With Silicon Valley’s renowned film festival Cinequest just around the corner (March 3-15, 2020), it’s time for the announcements of premieres and speakers — in particular, the recipient of this year’s Maverick Spirit Award. Past winners have included Sir Ben Kingsley, Neil Gaiman, Rosario Dawson, and Harrison Ford. The award looks to honor artists who may have great commercial success, but still pursue individual passion projects and create truly unique work.
This year’s recipient has portrayed introverted troubled youths, megalomaniac geniuses, and Lex Luthor. Writer/actor/producer Jesse Eisenberg now adds war hero/renowned mime to his resumé. And it’s a true story. On closing night of Cinequest, March 15, the festival will premiere Resistance, based on the exploits of Marcel Marceau during World War II, when he fought for the French Resistance. Eisenberg will speak and be presented with the Maverick Spirit Award beforehand.
A product of Queens, New York, Jesse Eisenberg got into acting at a young age, making a few commercials and playing small TV and film roles when he was still in his early teens. With his portrayal of Nick in the 2002 Dylan Kidd indie Roger Dodger (awarded the initial Tribeca Film Festival’s Best Feature Film), filmmakers and critics began to take notice. He began to work steadily in a string of films, notably Noah Baumbach’s highly praised The Squid and the Whale. In 2009, he starred with Kristin Stewart in the quirky and much under-rated Adventureland, a coming of age comedy-drama that gave the young actor a chance to showcase the wide range of his skills. Though the film enjoyed only modest financial success, it did provide Eisenberg with even more opportunity. His next film, Zombieland, which also came out in 2009, not only blew the doors off the box office, it also garnered rave reviews for its hilarious depiction of post-apocalypse America and the sweet strength of the film’s ensemble cast (Woody Harrelson, Abigail Breslin, Emma Stone, and Bill Murray).
Eisenberg’s deadpan comedic chops were never in question, but his dramatic turns had always been in supporting roles. That is until David Fincher’s The Social Network, where he was cast as Facebook founder Mark Zuckerberg. Armed with a crackling screenplay by Aaron Sorkin, Eisenberg knocked the role out of the park and was duly recognized with a host of accolades, including Golden Globes and Academy Awards Best Actor nominations.
His choice of parts and projects quickly expanded. Never one to shy away from challenges, in 2013 Eisenberg took on the dual role of Simon James/James Simon in an ambitious adaptation of Fyodor Dostoyevsky’s novella The Double. Though the film, in very limited release, went largely unseen, Eisenberg’s performance was praised by critics as a deft balancing act of portraying both the milquetoast Simon James and his polar-opposite doppelgänger James Simon, who effortlessly usurps the hapless main character.

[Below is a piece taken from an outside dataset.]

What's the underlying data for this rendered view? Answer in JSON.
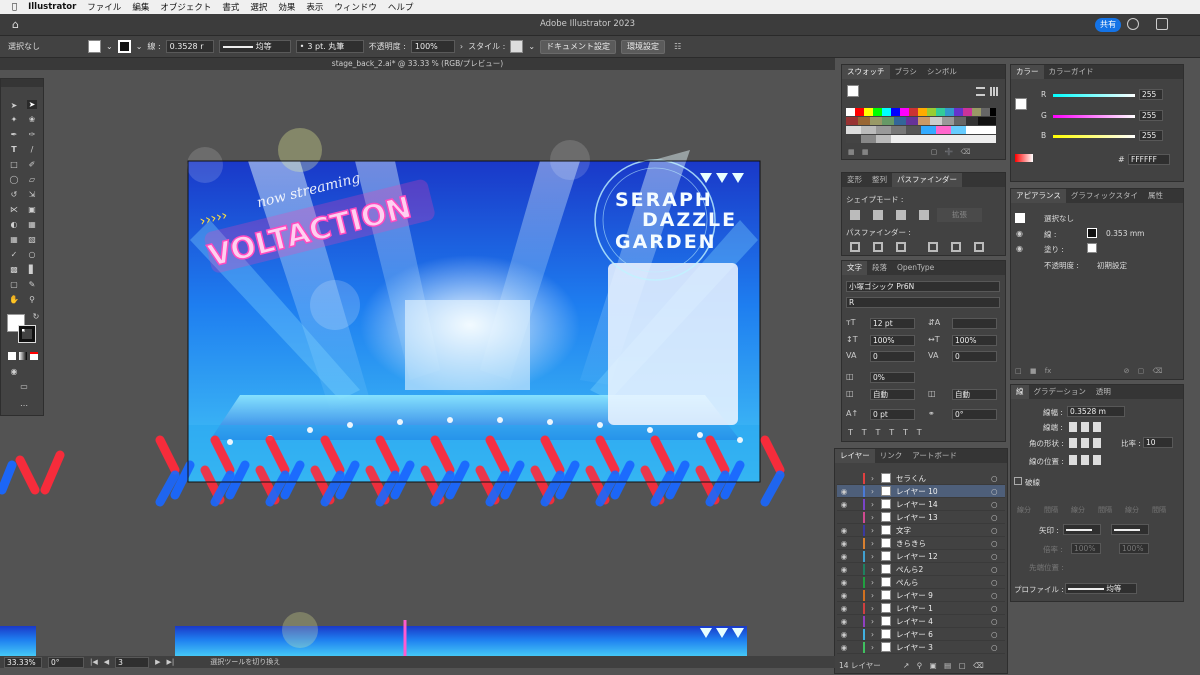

In 2015, Eisenberg starred in The End of the Tour, as David Lipsky, a Rolling Stone writer who interviewed the novelist David Foster Wallace (played by Jason Segel) for five days in 1996, just after publication of Wallace’s tour de force, Infinite Jest. Eisenberg had long been an admirer of the brilliant, but troubled author and immersed himself in the role. He spent considerable time with Lipsky, making sure he would present an honest portrait of the journalist and his relationship with Wallace. The film is beautifully nuanced and literary in tone, with the two writers engaged in a rhythmic, ritualistic dance of discovery, power, mischief, and ultimately connection. The movie-going public didn’t quite know what to make of it and the box office was poor. But critics were completely captivated by the film and almost unanimous in their praise. Rolling Stone’s Peter Travers lauded it as “riveting, mesmerizing.” “As the details accumulate, so does the power of the film, an illuminating meditation on art and life. . .That’s what makes the movie, elevated by two extraordinary actors, an exhilarating gift.”
Eisenberg’s latest venture, Resistance (which Cinequest is proud to present as our Closing Night feature) takes another ambitious turn for the actor. He brings to life a young Marcel Marceau, the fabled mime, utilizing his many talents as a member of the French Resistance during WWII. Before Marcel Marceau came into being, Marcel Mangel was a young, struggling Jewish actor with no desire to get involved in the war. But fate drew him into a group of heroes in the shadows who fought the Nazis and helped thousands of orphaned children cope with their horrific circumstances. It is another stellar Eisenberg achievement.
But acting is only one of Eisenberg’s many interests/passions. He has written pieces for The New Yorker, published a collection of short stories (Bream Gives Me Hiccups and Other Stories) and has had three of his plays produced. It’s quite a bio, especially for such a young artist. What he does next is anyone’s guess; he’s far from predictable. But whatever he takes on, it will definitely be interesting and, of course, wildly entertaining.